(To do)
When you reach the records below, output every one exactly as written but leave out any pictures.

#### Source information ####

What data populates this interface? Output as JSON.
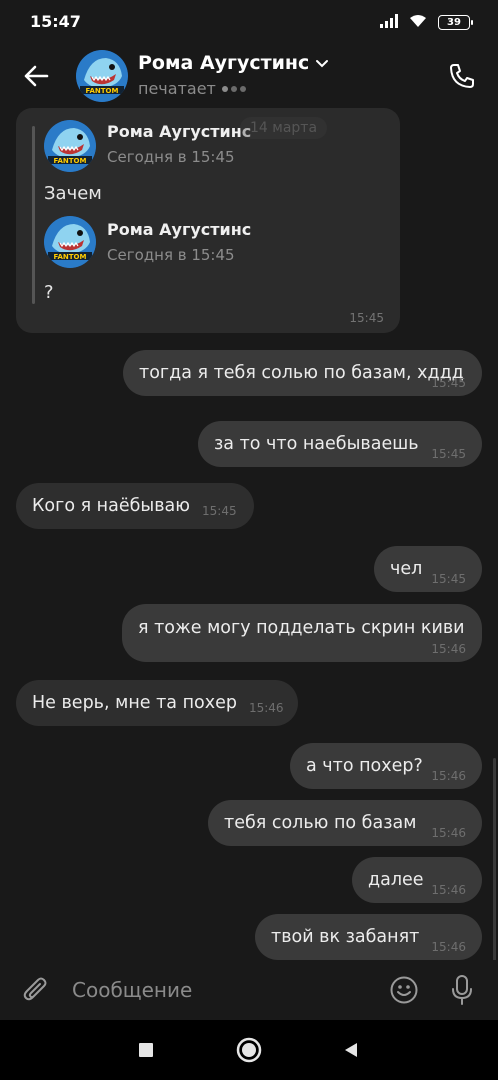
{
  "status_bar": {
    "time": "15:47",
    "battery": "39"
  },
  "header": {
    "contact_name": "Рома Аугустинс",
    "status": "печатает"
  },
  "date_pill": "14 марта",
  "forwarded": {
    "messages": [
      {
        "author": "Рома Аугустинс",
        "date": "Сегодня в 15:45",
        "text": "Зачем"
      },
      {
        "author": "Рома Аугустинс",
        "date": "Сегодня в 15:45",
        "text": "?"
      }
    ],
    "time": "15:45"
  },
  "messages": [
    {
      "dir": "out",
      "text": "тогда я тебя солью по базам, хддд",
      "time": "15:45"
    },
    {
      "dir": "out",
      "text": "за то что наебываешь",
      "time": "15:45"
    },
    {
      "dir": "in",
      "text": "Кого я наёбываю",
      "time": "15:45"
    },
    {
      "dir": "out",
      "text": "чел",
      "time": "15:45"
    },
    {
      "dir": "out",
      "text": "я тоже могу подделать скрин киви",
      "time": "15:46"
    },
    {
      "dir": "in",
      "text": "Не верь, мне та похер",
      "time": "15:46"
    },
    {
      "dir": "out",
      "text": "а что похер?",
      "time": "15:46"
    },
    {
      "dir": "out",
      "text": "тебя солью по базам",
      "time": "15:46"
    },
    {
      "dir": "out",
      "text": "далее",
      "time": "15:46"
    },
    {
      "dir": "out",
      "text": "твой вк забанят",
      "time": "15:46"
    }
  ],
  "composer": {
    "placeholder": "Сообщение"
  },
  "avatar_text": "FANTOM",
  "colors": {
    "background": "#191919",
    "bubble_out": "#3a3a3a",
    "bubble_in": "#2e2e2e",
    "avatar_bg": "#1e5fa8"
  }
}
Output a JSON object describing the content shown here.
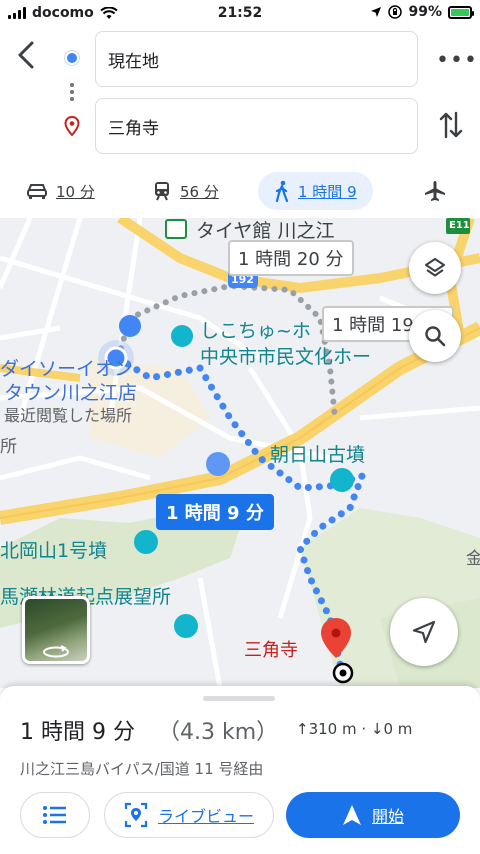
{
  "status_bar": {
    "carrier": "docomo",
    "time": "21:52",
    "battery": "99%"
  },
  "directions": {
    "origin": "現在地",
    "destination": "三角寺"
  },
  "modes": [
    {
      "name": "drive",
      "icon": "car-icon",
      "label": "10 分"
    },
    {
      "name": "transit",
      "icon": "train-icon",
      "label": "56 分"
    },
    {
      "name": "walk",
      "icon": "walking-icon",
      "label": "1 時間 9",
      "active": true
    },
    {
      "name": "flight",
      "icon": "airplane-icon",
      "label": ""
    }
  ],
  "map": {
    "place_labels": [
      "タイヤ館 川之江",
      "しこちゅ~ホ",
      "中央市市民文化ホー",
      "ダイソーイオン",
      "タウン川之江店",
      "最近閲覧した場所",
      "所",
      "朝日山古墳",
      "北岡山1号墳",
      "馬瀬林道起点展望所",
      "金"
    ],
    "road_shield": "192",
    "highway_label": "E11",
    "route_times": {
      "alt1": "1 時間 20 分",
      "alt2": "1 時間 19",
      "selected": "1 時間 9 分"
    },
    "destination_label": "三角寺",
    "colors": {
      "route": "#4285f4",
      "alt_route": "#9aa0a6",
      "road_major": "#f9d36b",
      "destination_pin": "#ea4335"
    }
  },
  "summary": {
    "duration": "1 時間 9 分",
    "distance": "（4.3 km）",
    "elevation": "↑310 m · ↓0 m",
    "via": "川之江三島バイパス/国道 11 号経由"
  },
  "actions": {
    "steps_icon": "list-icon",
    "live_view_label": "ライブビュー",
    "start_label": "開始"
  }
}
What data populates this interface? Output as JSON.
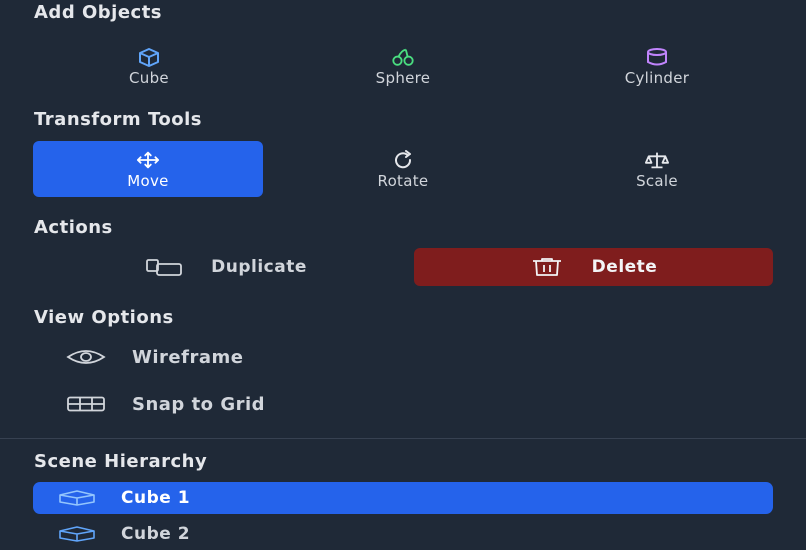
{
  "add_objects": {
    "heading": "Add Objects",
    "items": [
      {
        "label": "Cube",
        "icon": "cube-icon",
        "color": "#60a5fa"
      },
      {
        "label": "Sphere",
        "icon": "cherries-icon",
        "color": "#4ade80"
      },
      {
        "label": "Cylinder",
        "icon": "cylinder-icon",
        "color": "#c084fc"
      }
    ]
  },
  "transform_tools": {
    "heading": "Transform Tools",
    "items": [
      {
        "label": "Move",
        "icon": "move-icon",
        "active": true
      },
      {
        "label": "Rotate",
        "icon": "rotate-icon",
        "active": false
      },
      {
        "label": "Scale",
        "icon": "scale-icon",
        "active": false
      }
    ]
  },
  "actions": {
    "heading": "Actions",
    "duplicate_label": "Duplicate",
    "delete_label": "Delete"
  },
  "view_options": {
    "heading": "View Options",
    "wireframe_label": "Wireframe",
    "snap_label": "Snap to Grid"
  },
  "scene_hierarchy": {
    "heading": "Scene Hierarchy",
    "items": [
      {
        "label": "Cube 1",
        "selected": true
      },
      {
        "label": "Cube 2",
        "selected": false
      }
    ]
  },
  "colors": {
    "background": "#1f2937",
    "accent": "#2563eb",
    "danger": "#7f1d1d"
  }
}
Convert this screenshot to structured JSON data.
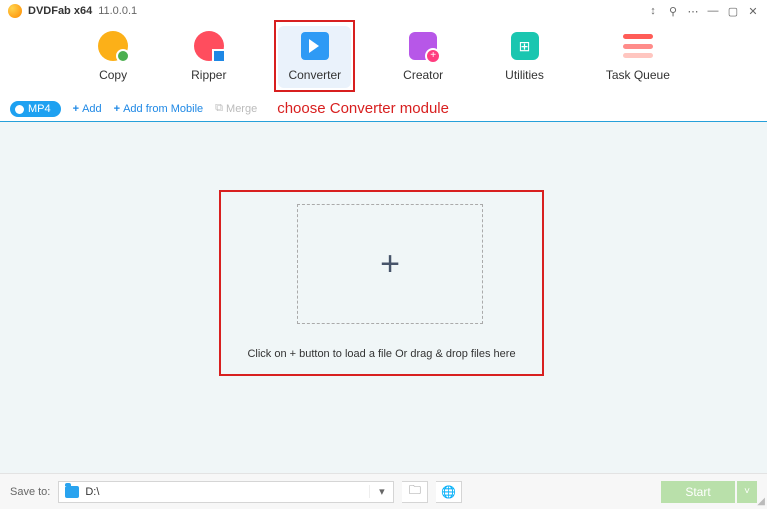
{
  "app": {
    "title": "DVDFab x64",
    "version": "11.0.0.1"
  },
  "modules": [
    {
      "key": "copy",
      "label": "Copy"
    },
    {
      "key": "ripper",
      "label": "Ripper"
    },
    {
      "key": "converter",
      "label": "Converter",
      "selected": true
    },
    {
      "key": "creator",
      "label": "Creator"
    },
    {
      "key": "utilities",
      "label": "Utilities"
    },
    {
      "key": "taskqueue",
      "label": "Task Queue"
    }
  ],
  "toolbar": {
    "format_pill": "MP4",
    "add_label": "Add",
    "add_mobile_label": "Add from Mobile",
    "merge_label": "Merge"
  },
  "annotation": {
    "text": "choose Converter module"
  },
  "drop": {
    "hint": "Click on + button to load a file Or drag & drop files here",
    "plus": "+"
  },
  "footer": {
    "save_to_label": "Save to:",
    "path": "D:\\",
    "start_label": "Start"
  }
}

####

(Solution below)
What data populates this interface? Output as JSON.
{
  "status_bar": {
    "time": "15:47",
    "battery": "39"
  },
  "header": {
    "contact_name": "Рома Аугустинс",
    "status": "печатает"
  },
  "date_pill": "14 марта",
  "forwarded": {
    "messages": [
      {
        "author": "Рома Аугустинс",
        "date": "Сегодня в 15:45",
        "text": "Зачем"
      },
      {
        "author": "Рома Аугустинс",
        "date": "Сегодня в 15:45",
        "text": "?"
      }
    ],
    "time": "15:45"
  },
  "messages": [
    {
      "dir": "out",
      "text": "тогда я тебя солью по базам, хддд",
      "time": "15:45"
    },
    {
      "dir": "out",
      "text": "за то что наебываешь",
      "time": "15:45"
    },
    {
      "dir": "in",
      "text": "Кого я наёбываю",
      "time": "15:45"
    },
    {
      "dir": "out",
      "text": "чел",
      "time": "15:45"
    },
    {
      "dir": "out",
      "text": "я тоже могу подделать скрин киви",
      "time": "15:46"
    },
    {
      "dir": "in",
      "text": "Не верь, мне та похер",
      "time": "15:46"
    },
    {
      "dir": "out",
      "text": "а что похер?",
      "time": "15:46"
    },
    {
      "dir": "out",
      "text": "тебя солью по базам",
      "time": "15:46"
    },
    {
      "dir": "out",
      "text": "далее",
      "time": "15:46"
    },
    {
      "dir": "out",
      "text": "твой вк забанят",
      "time": "15:46"
    }
  ],
  "composer": {
    "placeholder": "Сообщение"
  },
  "avatar_text": "FANTOM",
  "colors": {
    "background": "#191919",
    "bubble_out": "#3a3a3a",
    "bubble_in": "#2e2e2e",
    "avatar_bg": "#1e5fa8"
  }
}
Output a JSON object describing the content shown here.
{
  "status_bar": {
    "carrier": "docomo",
    "time": "21:52",
    "battery": "99%"
  },
  "directions": {
    "origin": "現在地",
    "destination": "三角寺"
  },
  "modes": [
    {
      "name": "drive",
      "icon": "car-icon",
      "label": "10 分"
    },
    {
      "name": "transit",
      "icon": "train-icon",
      "label": "56 分"
    },
    {
      "name": "walk",
      "icon": "walking-icon",
      "label": "1 時間 9",
      "active": true
    },
    {
      "name": "flight",
      "icon": "airplane-icon",
      "label": ""
    }
  ],
  "map": {
    "place_labels": [
      "タイヤ館 川之江",
      "しこちゅ~ホ",
      "中央市市民文化ホー",
      "ダイソーイオン",
      "タウン川之江店",
      "最近閲覧した場所",
      "所",
      "朝日山古墳",
      "北岡山1号墳",
      "馬瀬林道起点展望所",
      "金"
    ],
    "road_shield": "192",
    "highway_label": "E11",
    "route_times": {
      "alt1": "1 時間 20 分",
      "alt2": "1 時間 19",
      "selected": "1 時間 9 分"
    },
    "destination_label": "三角寺",
    "colors": {
      "route": "#4285f4",
      "alt_route": "#9aa0a6",
      "road_major": "#f9d36b",
      "destination_pin": "#ea4335"
    }
  },
  "summary": {
    "duration": "1 時間 9 分",
    "distance": "（4.3 km）",
    "elevation": "↑310 m · ↓0 m",
    "via": "川之江三島バイパス/国道 11 号経由"
  },
  "actions": {
    "steps_icon": "list-icon",
    "live_view_label": "ライブビュー",
    "start_label": "開始"
  }
}
What data populates this interface? Output as JSON.
{
  "add_objects": {
    "heading": "Add Objects",
    "items": [
      {
        "label": "Cube",
        "icon": "cube-icon",
        "color": "#60a5fa"
      },
      {
        "label": "Sphere",
        "icon": "cherries-icon",
        "color": "#4ade80"
      },
      {
        "label": "Cylinder",
        "icon": "cylinder-icon",
        "color": "#c084fc"
      }
    ]
  },
  "transform_tools": {
    "heading": "Transform Tools",
    "items": [
      {
        "label": "Move",
        "icon": "move-icon",
        "active": true
      },
      {
        "label": "Rotate",
        "icon": "rotate-icon",
        "active": false
      },
      {
        "label": "Scale",
        "icon": "scale-icon",
        "active": false
      }
    ]
  },
  "actions": {
    "heading": "Actions",
    "duplicate_label": "Duplicate",
    "delete_label": "Delete"
  },
  "view_options": {
    "heading": "View Options",
    "wireframe_label": "Wireframe",
    "snap_label": "Snap to Grid"
  },
  "scene_hierarchy": {
    "heading": "Scene Hierarchy",
    "items": [
      {
        "label": "Cube 1",
        "selected": true
      },
      {
        "label": "Cube 2",
        "selected": false
      }
    ]
  },
  "colors": {
    "background": "#1f2937",
    "accent": "#2563eb",
    "danger": "#7f1d1d"
  }
}
Convert this screenshot to structured JSON data.
{
  "app": {
    "title": "DVDFab x64",
    "version": "11.0.0.1"
  },
  "modules": [
    {
      "key": "copy",
      "label": "Copy"
    },
    {
      "key": "ripper",
      "label": "Ripper"
    },
    {
      "key": "converter",
      "label": "Converter",
      "selected": true
    },
    {
      "key": "creator",
      "label": "Creator"
    },
    {
      "key": "utilities",
      "label": "Utilities"
    },
    {
      "key": "taskqueue",
      "label": "Task Queue"
    }
  ],
  "toolbar": {
    "format_pill": "MP4",
    "add_label": "Add",
    "add_mobile_label": "Add from Mobile",
    "merge_label": "Merge"
  },
  "annotation": {
    "text": "choose Converter module"
  },
  "drop": {
    "hint": "Click on + button to load a file Or drag & drop files here",
    "plus": "+"
  },
  "footer": {
    "save_to_label": "Save to:",
    "path": "D:\\",
    "start_label": "Start"
  }
}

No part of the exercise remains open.